Fungal canker diseases and Phytopthora are two important conditions to watch for in almond orchards during the dormant season, which is when the peak sporulation of fungal pathogens occurs.
Drew Wolter, Almond Board of California’s senior pest management specialist, said that fungal canker pathogens spread via spores released from fruiting structures. Rain or wind events spread spores to fresh tree wounds or breaks in tree bark.
Following harvest, Wolter said, orchards should be scouted for shaker damage. If pruning is scheduled after harvest, fresh wounds should be treated prophylactically if rain is forecast in the next two weeks.
Pruning wounds in almond trees are susceptible to fungal disease infection, especially if they are made for primary and secondary scaffold selection. Mechanical injury from shakers also opens trees for infection.
Wolter said that research conducted by UCCE Specialist Florent Trouillas has shown good protection of tree wounds treated with Thiophante-methyl and a highly efficacious game-changing biocontrol Trichoderma. Both provide 80% to 100% control when applied immediately after a wound is created. Trichoderma has EPA approval, but is awaiting a California registration.
Wolter recommends not making horizontal cuts (bench cuts) when pruning as they allow rainwater to sit on the surface of the wound.
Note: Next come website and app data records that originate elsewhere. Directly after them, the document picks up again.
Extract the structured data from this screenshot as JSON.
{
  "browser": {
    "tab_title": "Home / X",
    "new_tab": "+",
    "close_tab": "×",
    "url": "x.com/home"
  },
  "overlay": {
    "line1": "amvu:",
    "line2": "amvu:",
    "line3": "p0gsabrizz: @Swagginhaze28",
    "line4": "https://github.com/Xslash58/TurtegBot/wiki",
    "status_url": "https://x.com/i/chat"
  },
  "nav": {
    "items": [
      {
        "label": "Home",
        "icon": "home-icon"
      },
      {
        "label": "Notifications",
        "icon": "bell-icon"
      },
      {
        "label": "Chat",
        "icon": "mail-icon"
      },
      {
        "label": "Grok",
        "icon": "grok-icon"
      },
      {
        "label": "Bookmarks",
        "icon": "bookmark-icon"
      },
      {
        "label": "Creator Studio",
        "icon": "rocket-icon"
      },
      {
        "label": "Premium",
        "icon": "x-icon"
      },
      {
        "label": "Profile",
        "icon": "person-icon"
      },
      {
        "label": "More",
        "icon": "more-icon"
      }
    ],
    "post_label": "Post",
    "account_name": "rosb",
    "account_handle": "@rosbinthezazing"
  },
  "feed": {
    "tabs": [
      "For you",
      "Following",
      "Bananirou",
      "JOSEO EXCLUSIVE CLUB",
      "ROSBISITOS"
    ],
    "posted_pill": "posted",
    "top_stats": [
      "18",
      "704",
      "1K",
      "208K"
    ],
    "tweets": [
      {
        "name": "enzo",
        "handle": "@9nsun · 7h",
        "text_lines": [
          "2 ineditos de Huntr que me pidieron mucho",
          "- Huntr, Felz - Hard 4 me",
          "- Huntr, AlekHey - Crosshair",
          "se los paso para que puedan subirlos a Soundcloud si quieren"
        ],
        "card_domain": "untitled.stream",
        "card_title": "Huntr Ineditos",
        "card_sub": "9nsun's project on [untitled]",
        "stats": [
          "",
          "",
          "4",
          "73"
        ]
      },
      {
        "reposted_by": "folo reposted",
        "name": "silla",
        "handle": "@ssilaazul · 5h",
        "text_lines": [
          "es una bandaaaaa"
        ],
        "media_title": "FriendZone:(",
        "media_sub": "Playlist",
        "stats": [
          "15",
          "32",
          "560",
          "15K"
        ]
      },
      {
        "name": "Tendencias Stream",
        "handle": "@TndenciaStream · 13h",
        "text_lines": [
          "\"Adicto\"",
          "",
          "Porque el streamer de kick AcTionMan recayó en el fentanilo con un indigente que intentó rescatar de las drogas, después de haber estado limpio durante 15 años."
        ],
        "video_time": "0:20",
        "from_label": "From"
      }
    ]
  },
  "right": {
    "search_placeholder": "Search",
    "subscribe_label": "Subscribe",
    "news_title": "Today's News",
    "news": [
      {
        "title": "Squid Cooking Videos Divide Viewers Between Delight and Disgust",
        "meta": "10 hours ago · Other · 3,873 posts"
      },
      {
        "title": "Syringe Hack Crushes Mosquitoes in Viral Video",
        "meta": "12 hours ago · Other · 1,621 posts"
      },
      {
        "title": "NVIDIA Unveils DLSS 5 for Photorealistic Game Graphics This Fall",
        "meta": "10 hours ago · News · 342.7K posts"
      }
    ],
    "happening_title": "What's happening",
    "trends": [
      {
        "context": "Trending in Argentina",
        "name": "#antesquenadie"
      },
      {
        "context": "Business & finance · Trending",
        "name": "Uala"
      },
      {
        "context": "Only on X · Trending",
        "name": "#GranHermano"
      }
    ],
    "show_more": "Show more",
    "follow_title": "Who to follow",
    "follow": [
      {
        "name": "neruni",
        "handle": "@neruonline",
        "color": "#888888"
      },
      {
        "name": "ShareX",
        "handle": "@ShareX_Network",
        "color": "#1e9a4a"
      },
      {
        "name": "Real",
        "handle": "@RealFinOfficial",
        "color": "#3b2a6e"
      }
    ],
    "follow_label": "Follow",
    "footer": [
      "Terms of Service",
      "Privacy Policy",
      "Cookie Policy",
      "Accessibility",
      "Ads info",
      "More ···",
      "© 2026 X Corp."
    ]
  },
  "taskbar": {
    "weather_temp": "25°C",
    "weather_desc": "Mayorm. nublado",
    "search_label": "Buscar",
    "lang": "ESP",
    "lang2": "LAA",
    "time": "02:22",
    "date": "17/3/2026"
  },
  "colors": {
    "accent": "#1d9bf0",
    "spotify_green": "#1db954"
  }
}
Dead, infected wood should be removed from the orchard to reduce the amount of canker disease inoculum in the orchard. Cutting checks in berms to reduce the amount of standing water in the orchard is also recommended.
Pooling or standing water provides an opportunity for the water mold root rot to infect trees when soils are saturated. For aerial Phytopthora, the spread occurs when spores are deposited on limbs or in crotches of trees in windy conditions.
Rootstock selection can play a role in mitigating root rot. USDA-ARS Plant Pathologist Greg Browne’s research has shown that plum parentage rootstocks, including RootPacR, Marianna 2624 and Krymsk-86, are the most resistant to infections while seedling almond rootstock are most susceptible.
Key cultural practices that can aid in mitigation include planting trees on a berm or mound so water can be wicked away from the crown of the tree. Wolter said that water infiltration rates could be maintained using soil amendments or cover crops.
Checks can be cut in berms to allow water to drain away. Removal of tree cartons by the second year is recommended as they catch debris and hold moisture and spores surrounding green, susceptible trunks. Removing debris from tree crotches is another way to minimize the damp environment conducive to fungal infections.